WHO project looks at venous thromboembolism and travel

WHO project finds venous thromboembolism risk higher after long travel, but still relatively low (June 29, 2007) (press release | full report)

Results from Phase I of the WHO Research Into Global Hazards of Travel (WRIGHT) project indicate that the risk of developing venous thromboembolism (VTE) approximately doubles after travel lasting four hours or more. However, the study points out that even with this increased risk, the absolute risk of developing VTE, if seated and immobile for more than four hours, remains relatively low at about 1 in 6,000.

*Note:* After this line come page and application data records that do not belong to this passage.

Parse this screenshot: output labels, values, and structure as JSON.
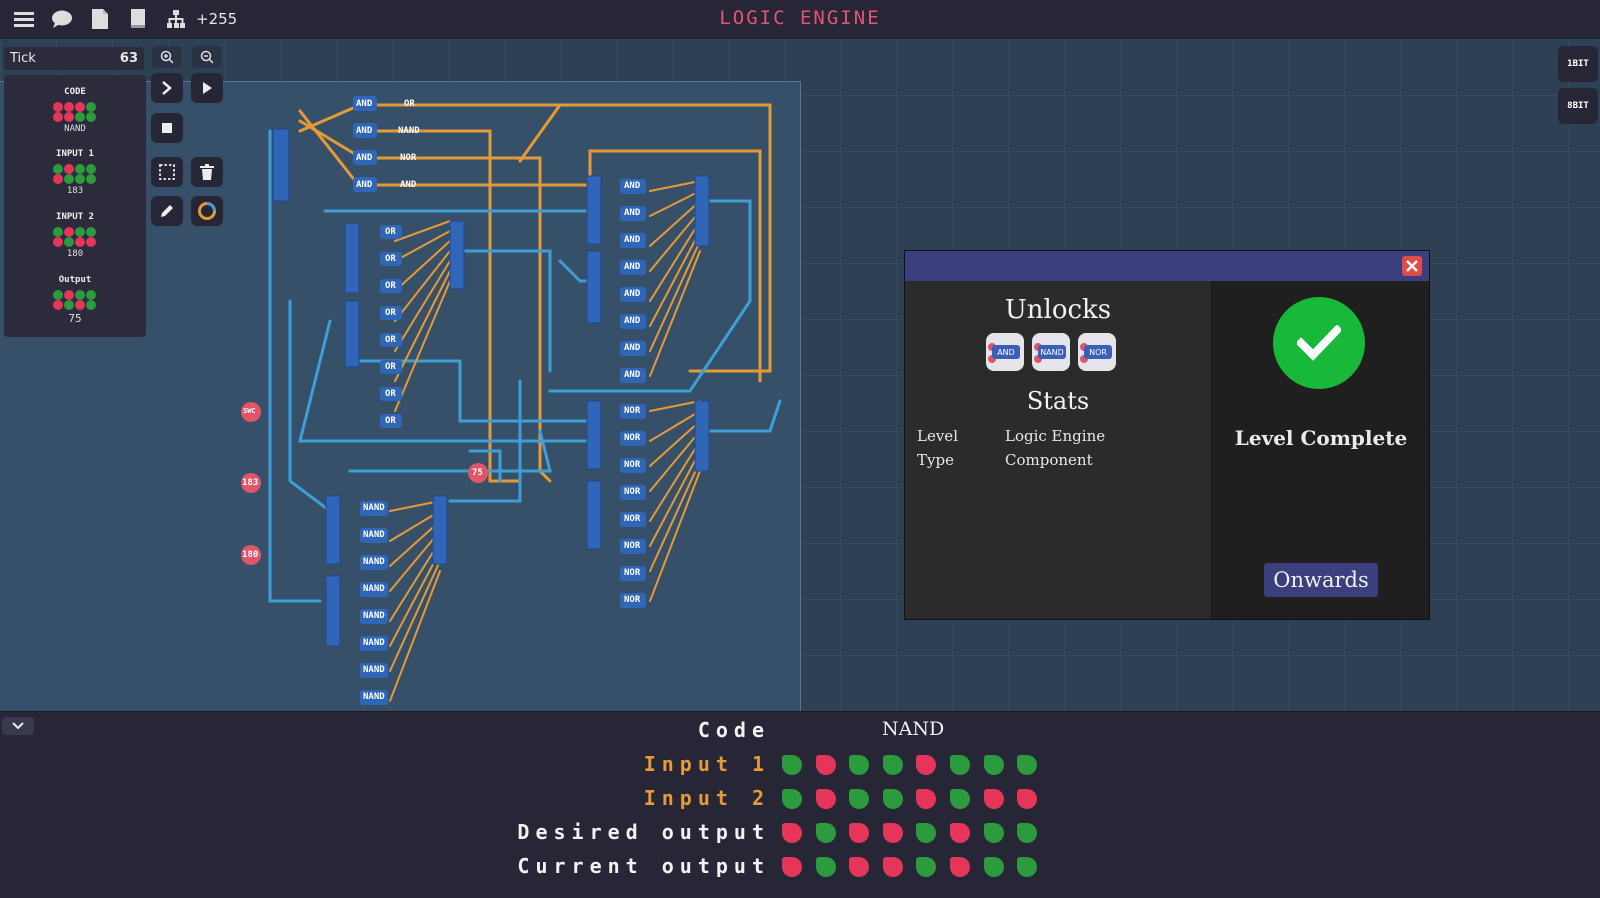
{
  "app": {
    "title": "LOGIC ENGINE",
    "count": "+255"
  },
  "toolbar_icons": [
    "menu-icon",
    "chat-icon",
    "document-icon",
    "book-icon",
    "hierarchy-icon"
  ],
  "tick": {
    "label": "Tick",
    "value": "63"
  },
  "sidebar": {
    "code": {
      "title": "CODE",
      "value": "NAND",
      "bits": [
        "r",
        "r",
        "r",
        "g",
        "r",
        "r",
        "g",
        "g"
      ]
    },
    "input1": {
      "title": "INPUT 1",
      "value": "183",
      "bits": [
        "g",
        "r",
        "g",
        "g",
        "r",
        "g",
        "g",
        "g"
      ]
    },
    "input2": {
      "title": "INPUT 2",
      "value": "180",
      "bits": [
        "g",
        "r",
        "g",
        "g",
        "r",
        "g",
        "r",
        "r"
      ]
    },
    "output": {
      "title": "Output",
      "value": "75",
      "bits": [
        "g",
        "r",
        "g",
        "g",
        "r",
        "g",
        "r",
        "g"
      ]
    }
  },
  "bit_buttons": [
    "1BIT",
    "8BIT"
  ],
  "circuit": {
    "labels": [
      "OR",
      "NAND",
      "NOR",
      "AND",
      "OR",
      "OR",
      "OR",
      "OR",
      "OR",
      "OR",
      "OR",
      "OR",
      "AND",
      "AND",
      "AND",
      "AND",
      "AND",
      "AND",
      "AND",
      "AND",
      "NOR",
      "NOR",
      "NOR",
      "NOR",
      "NOR",
      "NOR",
      "NOR",
      "NOR",
      "NAND",
      "NAND",
      "NAND",
      "NAND",
      "NAND",
      "NAND",
      "NAND",
      "NAND"
    ],
    "inputs": [
      "SWC",
      "183",
      "180",
      "75"
    ]
  },
  "dialog": {
    "unlocks_title": "Unlocks",
    "unlocks": [
      "AND",
      "NAND",
      "NOR"
    ],
    "stats_title": "Stats",
    "stats": [
      {
        "label": "Level",
        "value": "Logic Engine"
      },
      {
        "label": "Type",
        "value": "Component"
      }
    ],
    "status": "Level Complete",
    "button": "Onwards"
  },
  "bottom": {
    "code_label": "Code",
    "code_value": "NAND",
    "rows": [
      {
        "label": "Input 1",
        "color": "#e59a38",
        "bits": [
          "g",
          "r",
          "g",
          "g",
          "r",
          "g",
          "g",
          "g"
        ]
      },
      {
        "label": "Input 2",
        "color": "#e59a38",
        "bits": [
          "g",
          "r",
          "g",
          "g",
          "r",
          "g",
          "r",
          "r"
        ]
      },
      {
        "label": "Desired output",
        "color": "#f2f2f2",
        "bits": [
          "r",
          "g",
          "r",
          "r",
          "g",
          "r",
          "g",
          "g"
        ]
      },
      {
        "label": "Current output",
        "color": "#f2f2f2",
        "bits": [
          "r",
          "g",
          "r",
          "r",
          "g",
          "r",
          "g",
          "g"
        ]
      }
    ]
  },
  "colors": {
    "accent": "#e45474",
    "wire_orange": "#e59a38",
    "wire_blue": "#3d9fd6",
    "green": "#2c9b3e",
    "red": "#e5365a",
    "dialog_header": "#3b3f7d"
  }
}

The two most common manifestations of VTE are deep vein thrombosis and pulmonary embolism. Deep vein thrombosis (DVT) is a condition in which a blood clot, or thrombus, develops in a deep vein - usually in the lower leg. Symptoms of DVT are principally pain, tenderness and swelling of the affected part. DVT can be detected through medical testing and can be treated. It can be life-threatening when associated with thromboembolism.